Mellin said the jurors haven't even indicated that they are deadlocked and based on their communications to the court, appear to be performing their collective task methodically and diligently.
U.S. District Judge J. Michael Seabright has scheduled a hearing on Williams's request for Wednesday.
The motion filed Monday seeks a mistrial because the federal jury has not been able to reach a decision on Naeem Williams' sentence after "extraordinarily long deliberations in a comparatively simple capital case."
The defense attorneys speculate that the jury is fatigued, saying other death penalty cases have been more complex and jurors reached a verdict after several days, or even hours.
"There is no doubt that the effects of exhaustion and coercion are of paramount importance in the present case," the motion said, adding that jurors sat through 41 days of trial and deliberated both the guilt and penalty phases.
Attorneys fear "exhaustion of the jury" might lead some members "to vote for a verdict which they would otherwise not support."
Their motion also argues that deliberations have twice been interrupted for two lengthy breaks because of scheduling issues, making it possible for jurors to be exposed to outside influences or information about the case.
Defense lawyers say they have uncovered information that at least one juror violated court orders during deliberations. The motion says a juror posted information online. They are asking to provide details to the judge in private to protect juror privacy. The motion doesn't detail the claim but says jurors should be questioned about it.
If a mistrial isn't declared, defense attorneys would like a "directed verdict" of a life sentence or at least to question jurors.
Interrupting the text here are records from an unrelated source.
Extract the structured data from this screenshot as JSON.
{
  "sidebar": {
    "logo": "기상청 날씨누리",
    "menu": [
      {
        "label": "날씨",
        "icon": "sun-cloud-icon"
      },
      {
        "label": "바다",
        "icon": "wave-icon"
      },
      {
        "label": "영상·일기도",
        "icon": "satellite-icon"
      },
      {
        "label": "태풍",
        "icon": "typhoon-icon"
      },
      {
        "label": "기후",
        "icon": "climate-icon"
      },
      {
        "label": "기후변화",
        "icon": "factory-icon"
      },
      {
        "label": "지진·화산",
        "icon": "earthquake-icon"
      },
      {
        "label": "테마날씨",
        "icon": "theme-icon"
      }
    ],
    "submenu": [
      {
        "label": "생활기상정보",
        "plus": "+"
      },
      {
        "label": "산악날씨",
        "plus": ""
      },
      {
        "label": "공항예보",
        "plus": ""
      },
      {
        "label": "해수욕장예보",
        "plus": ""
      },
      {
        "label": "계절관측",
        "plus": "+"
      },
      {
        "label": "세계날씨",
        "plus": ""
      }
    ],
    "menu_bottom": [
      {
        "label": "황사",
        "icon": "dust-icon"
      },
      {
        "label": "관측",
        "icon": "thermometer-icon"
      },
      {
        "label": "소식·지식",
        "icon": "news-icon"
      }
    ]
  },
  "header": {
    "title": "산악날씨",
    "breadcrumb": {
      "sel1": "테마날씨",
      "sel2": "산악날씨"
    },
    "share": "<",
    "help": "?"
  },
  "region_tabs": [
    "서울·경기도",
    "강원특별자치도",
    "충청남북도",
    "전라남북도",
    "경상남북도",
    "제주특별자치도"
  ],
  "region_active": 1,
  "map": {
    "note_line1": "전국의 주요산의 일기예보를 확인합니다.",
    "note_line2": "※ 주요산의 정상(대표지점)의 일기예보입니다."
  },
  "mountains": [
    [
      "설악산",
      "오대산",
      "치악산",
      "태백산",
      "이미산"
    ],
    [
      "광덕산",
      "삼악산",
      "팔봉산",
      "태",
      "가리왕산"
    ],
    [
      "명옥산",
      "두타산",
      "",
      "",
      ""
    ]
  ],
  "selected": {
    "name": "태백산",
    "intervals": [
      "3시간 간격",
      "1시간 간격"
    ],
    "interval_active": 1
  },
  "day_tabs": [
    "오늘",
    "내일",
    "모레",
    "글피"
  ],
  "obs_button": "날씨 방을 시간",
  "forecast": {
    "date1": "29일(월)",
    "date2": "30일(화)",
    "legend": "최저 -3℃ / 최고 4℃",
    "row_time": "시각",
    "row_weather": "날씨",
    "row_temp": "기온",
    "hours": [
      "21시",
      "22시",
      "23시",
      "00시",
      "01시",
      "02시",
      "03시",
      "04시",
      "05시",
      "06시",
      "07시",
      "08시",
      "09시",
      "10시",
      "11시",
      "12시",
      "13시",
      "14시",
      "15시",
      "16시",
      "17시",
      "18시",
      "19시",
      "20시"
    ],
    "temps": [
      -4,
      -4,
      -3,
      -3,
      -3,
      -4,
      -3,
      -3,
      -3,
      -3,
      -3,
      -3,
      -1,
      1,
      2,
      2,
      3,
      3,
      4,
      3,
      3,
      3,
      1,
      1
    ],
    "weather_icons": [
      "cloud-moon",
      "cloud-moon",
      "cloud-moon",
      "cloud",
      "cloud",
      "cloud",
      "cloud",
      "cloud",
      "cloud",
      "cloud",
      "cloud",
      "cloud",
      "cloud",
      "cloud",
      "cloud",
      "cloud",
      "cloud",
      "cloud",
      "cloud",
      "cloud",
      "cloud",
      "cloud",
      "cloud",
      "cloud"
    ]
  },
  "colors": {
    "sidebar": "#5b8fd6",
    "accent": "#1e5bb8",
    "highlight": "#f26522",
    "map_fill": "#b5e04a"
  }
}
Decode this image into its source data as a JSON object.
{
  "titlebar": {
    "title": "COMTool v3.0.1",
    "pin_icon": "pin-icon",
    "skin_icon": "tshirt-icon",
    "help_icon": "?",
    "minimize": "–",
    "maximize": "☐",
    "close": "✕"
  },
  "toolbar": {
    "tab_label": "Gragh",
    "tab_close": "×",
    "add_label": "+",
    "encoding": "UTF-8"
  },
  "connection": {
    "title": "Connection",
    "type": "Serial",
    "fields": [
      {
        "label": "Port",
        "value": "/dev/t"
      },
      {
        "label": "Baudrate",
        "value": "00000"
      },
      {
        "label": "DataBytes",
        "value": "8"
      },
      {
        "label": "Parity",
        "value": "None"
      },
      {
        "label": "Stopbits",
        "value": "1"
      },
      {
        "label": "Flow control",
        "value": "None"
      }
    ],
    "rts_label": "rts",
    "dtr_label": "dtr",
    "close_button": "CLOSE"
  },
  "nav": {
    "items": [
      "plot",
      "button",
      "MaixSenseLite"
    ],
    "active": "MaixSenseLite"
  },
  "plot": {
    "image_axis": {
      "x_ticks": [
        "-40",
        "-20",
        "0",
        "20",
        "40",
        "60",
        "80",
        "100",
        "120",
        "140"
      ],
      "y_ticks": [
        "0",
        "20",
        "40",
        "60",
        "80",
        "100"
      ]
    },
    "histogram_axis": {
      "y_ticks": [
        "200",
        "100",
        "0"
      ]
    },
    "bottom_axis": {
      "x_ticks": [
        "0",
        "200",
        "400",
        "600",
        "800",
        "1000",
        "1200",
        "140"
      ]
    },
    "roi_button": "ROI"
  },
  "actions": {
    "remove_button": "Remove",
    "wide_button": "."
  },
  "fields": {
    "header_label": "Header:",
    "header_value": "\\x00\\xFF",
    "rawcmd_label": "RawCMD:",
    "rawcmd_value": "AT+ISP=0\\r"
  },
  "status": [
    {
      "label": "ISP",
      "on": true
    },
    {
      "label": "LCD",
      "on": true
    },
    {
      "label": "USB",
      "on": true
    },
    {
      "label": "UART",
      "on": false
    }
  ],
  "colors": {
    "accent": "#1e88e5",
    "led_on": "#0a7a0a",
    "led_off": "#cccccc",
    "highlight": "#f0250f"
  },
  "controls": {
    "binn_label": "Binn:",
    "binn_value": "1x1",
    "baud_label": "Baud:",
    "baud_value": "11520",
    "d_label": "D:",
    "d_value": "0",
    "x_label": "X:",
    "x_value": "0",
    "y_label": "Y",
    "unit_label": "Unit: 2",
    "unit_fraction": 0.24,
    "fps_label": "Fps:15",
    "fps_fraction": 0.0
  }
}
They want to ask jurors about possible exposure to the case during breaks, the juror who may have violated orders and whether it's likely they can reach a unanimous verdict if they resume deliberations.
Jurors have "a very weighty decision to make and are obviously taking their duty seriously," said Richard Dieter, executive director of the Death Penalty Information Center in Washington, D.C. "Sometimes a unanimous verdict is impossible to achieve."